Jonah Gelbach emails that he has signed on to post periodically at Economists for Obama:
What to Do About Gas Prices?, by Jonah Gelbach: As an economist, as a person who worries about climate change, and as someone who believes the Democratic Party's electoral success is very important, if only to spare us more of the damage that the GOP has done over the last quarter-century of its hammer lock on federal policy, I find political discussion of gas taxes to be extremely frustrating to watch.
Democratic politicians regularly use high gas prices as a club with which to beat Republicans. I understand that politicians use the issues they think will work. And the nexus between oil company profits and GOP officials whose policies have been awful for most people in the bottom four quintiles of the income distribution (and probably plenty in the top one) has got to be pretty tough for Democratic candidates and officials to resist.
But the fact of the matter is that gas prices should be high. They should be high for the very simple and now very obvious reason that the pressure on the world's climate needs to be reduced. Our country's foolish policy of keeping gas prices low while providing implicit (and sometimes explicit) subsidies to the vehicles that get the worst mileage should have ended many years ago. Demand-side pressure on gas prices is finally pushing gas prices into the range they should have been for many years.
But that last paragraph tells only part of the story. One effect of the low-gas price policies we've pursued for so long is that it's induced many people to buy very fuel-inefficient cars and trucks. These are the people who are getting nailed hardest in the wallets by today's high gas prices, and I don't blame them for being upset. If you drive a vehicle that gets 18 miles per gallon for 12,000 miles a year, then you use about 670 gallons of gas a year. Even a $1.00 per gallon increase in the price of gas over a period of one year alone therefore translates into more than the stimulus tax rebate that a single person with sufficient income will receive over the next month. A married couple each of whom drives such a car 12,000 miles a year will receive a smaller rebate than the one-year cost of a $1 per gallon gas price hike.
By any reasonable standard, the increase in gas prices translates into real money for a huge number of people in this country, especially under current economic conditions.
But since the reason this is true is that American consumers have been induced to buy inefficient gas guzzlers, with serious environmental consequences, policies that would reduce the price of gas should be the last thing we consider. (On this score, the gas tax holiday that Sens. McCain and Clinton have proposed at least has the virtue that it would likely do very little, leading to at most a very small change in the price of gas; McCain's proposal would add to the deficit by increasing windfall profits of oil companies, while Clinton at least has proposed a new windfall profits tax to undo her proposal's provision of windfall profits.)

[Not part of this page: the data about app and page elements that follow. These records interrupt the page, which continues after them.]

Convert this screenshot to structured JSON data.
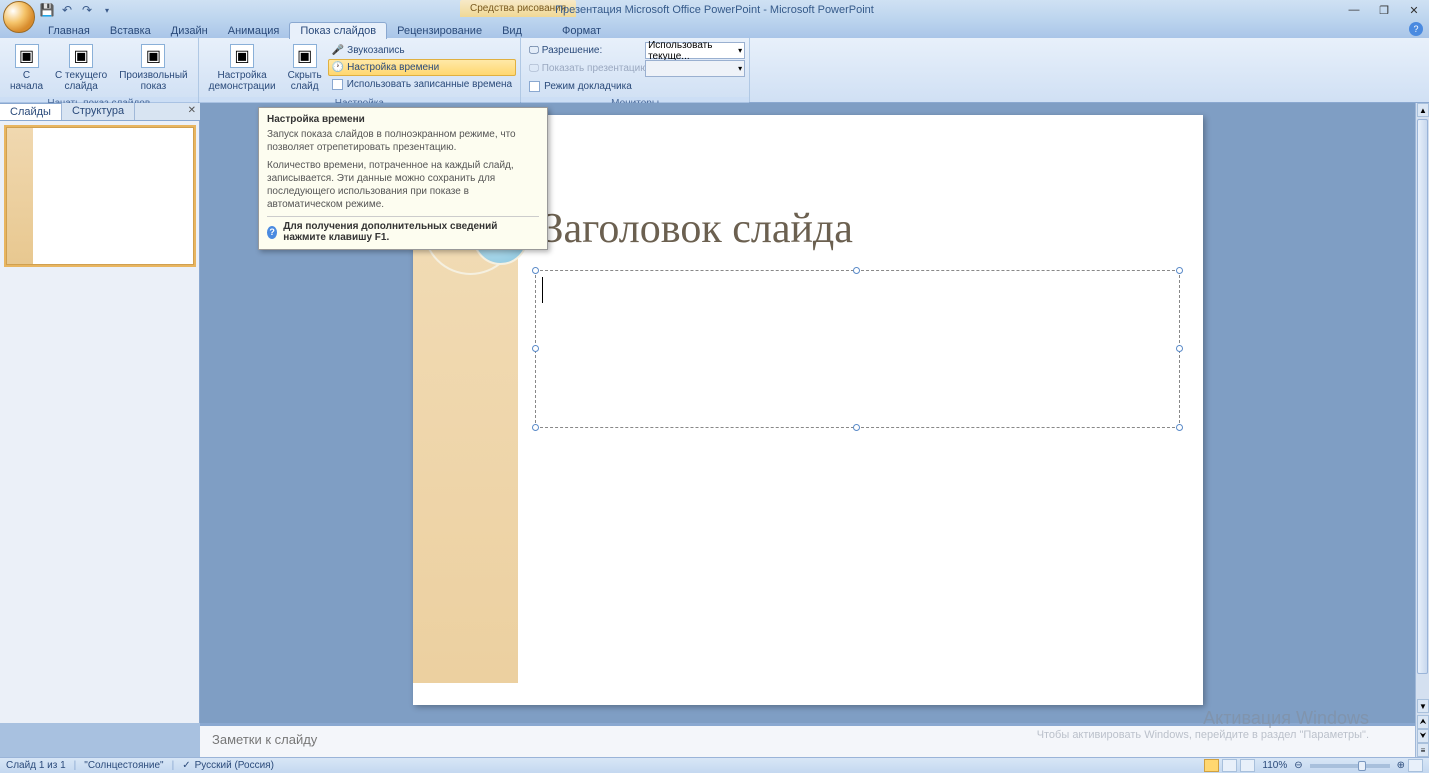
{
  "title_bar": {
    "contextual_tab": "Средства рисования",
    "app_title": "Презентация Microsoft Office PowerPoint - Microsoft PowerPoint"
  },
  "tabs": {
    "home": "Главная",
    "insert": "Вставка",
    "design": "Дизайн",
    "animations": "Анимация",
    "slideshow": "Показ слайдов",
    "review": "Рецензирование",
    "view": "Вид",
    "format": "Формат"
  },
  "ribbon": {
    "group1": {
      "from_beginning": "С\nначала",
      "from_current": "С текущего\nслайда",
      "custom": "Произвольный\nпоказ",
      "label": "Начать показ слайдов"
    },
    "group2": {
      "setup": "Настройка\nдемонстрации",
      "hide": "Скрыть\nслайд",
      "record": "Звукозапись",
      "rehearse": "Настройка времени",
      "use_timings": "Использовать записанные времена",
      "label": "Настройка"
    },
    "group3": {
      "resolution_label": "Разрешение:",
      "resolution_value": "Использовать текуще...",
      "show_on": "Показать презентацию на:",
      "presenter_view": "Режим докладчика",
      "label": "Мониторы"
    }
  },
  "panel": {
    "tab_slides": "Слайды",
    "tab_outline": "Структура"
  },
  "slide": {
    "title": "Заголовок слайда"
  },
  "tooltip": {
    "title": "Настройка времени",
    "p1": "Запуск показа слайдов в полноэкранном режиме, что позволяет отрепетировать презентацию.",
    "p2": "Количество времени, потраченное на каждый слайд, записывается. Эти данные можно сохранить для последующего использования при показе в автоматическом режиме.",
    "f1": "Для получения дополнительных сведений нажмите клавишу F1."
  },
  "notes": {
    "placeholder": "Заметки к слайду"
  },
  "status": {
    "slide_info": "Слайд 1 из 1",
    "theme": "\"Солнцестояние\"",
    "language": "Русский (Россия)",
    "zoom": "110%"
  },
  "watermark": {
    "title": "Активация Windows",
    "sub": "Чтобы активировать Windows, перейдите в раздел \"Параметры\"."
  }
}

So what to do?
I propose the following two-pronged policy:
- Prong 1. No change in the gas tax until the economy improves. At that point, we would begin to increase the gas tax annually by some fixed amount that would be stated in advance, allowing people to make informed car-purchase decisions. Consumers would shift consumption toward more fuel-efficient vehicles, and automakers would see this coming, so they would shift R&D toward such vehicles. Over time, the efficiency of the U.S. auto fleet would improve, cutting emissions and making us less dependent on all that foreign oil over which everyone always frets.
- Prong 2. Every person who owns a car and files a tax return would receive a Gas Price Rebate (GPR). The amount of the GPR could vary with income if means-testing is desired to keep the overall cost of this program lower than it would otherwise be. However, the GPR would not vary according to the type of car people own. It could be set at something like.
(12,000/avg MPG of U.S. fleet) x (the 2002-2008 change in the per-gallon price of gas)
We could adjust any particular component of the GPR. The point isn't the exact formula, but rather the fact that the GPR does not vary with the type of car that a person drives but does provide relief to the millions of Americans who responded to the bad incentives created by the misguided/chicken*$@# representatives the people themselves elected. People who want to keep driving those H2 and Mustang monstrosities (Ok, I admit it -- I used to drive a Mustang) can do so if they want, but they'll have to pay for it.
Thus, the two prongs together move incentives in the right direction (prong 1) while helping alleviate the real suffering going on out there due to gas price increases (prong 2). What I hope makes such a policy politically viable is the combination of the two elements. Yes, opponents will slam prong 1, but prong 2 is there as a retort.
As for paying for prong 2, some headway can be made with the increase in gas taxes in prong 1. It's a truism of microeconomic theory, though, that a tax-induced price increase will reduce equilibrium quantity, so it's likely that any GPR big enough to make prong 1 politically feasible will require additional funding. To deal with this, I propose ... you guessed it, an increase in taxes on upper-income Americans. And while I think the best way to do this would be those who make even more than I do, if need be, I'd be happy to pay more in taxes to help make this plan a reality.
Update: Here's Obama talking about the McCain-Clinton proposal today.